“When God shuts a door, he slams it,” Rhonda said.

Dalton went to what he knew, what he had always known. Football. They started Saints Athletics football league. Rhonda ran the business. Dalton coached. The league was wildly popular.

“And when God opens a door he pushes you through. Sometimes you even feel like you are falling but He’s there,” Dalton said, cupping his hands together as if he were scooping water.

The Vanns no longer made the money they had been used to. Somehow, though, the bills get paid. Friends and family, good people who believe in them, helped them meet ends.

For the last five years, in addition to his Christian league, Dalton has also been the head football Coach at Summit Christian Academy and in 2012 he became the first black head coach at a school in Lee’s Summit.

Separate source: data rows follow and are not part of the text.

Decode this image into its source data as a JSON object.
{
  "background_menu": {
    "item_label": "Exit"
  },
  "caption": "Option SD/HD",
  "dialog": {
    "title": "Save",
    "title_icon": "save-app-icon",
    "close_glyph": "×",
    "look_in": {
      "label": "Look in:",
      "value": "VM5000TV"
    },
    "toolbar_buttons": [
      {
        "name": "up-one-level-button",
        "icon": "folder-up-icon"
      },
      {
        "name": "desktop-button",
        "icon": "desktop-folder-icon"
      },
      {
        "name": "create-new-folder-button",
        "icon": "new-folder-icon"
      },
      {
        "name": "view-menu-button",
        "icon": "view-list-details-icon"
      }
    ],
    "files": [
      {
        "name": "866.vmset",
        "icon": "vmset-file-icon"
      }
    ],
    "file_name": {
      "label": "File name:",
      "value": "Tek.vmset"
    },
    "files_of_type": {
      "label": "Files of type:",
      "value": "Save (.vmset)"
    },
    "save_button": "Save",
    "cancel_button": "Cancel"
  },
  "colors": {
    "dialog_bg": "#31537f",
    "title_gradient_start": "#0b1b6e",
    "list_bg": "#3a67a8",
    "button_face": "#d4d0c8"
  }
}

“It is such a blessing to coach at a place where I can use God’s Word. I call my players my flock and God entrusted me with them,” Dalton said. “I’m employed by God.”

Recently, Summit Christian Academy went before the Lee’s Summit City Council for a permit to get lights for a ball field. A council member stood up to speak. He’d played football for Coach Vann as a kid, he said, and today he was a better man for it.

“It reaffirmed for me,” Dalton said, “That God got me doing what I ought to do. God had a plan from the beginning we just didn’t know what it was. We didn’t even know there was a plan.”

Dalton has been called on by various groups to speak. When he’s done people often come up to him and ask if he’s a preacher because his words are like a sermon.

The answer has always been no. “I’m just me,” he said.

The Vann’s sons are grown now, 25 and 30. The couple has two grandchildren and one on the way. And they have been studying God’s word at church.

On Sunday, Dalton is going to take the next big step on the path God has put before him when he’s ordained by our pastors at Graceway.

“For 10 years we have struggled. We have had to depend on God every day and He has always sent me to the right place. Now it doesn’t seem we have to try that hard anymore.”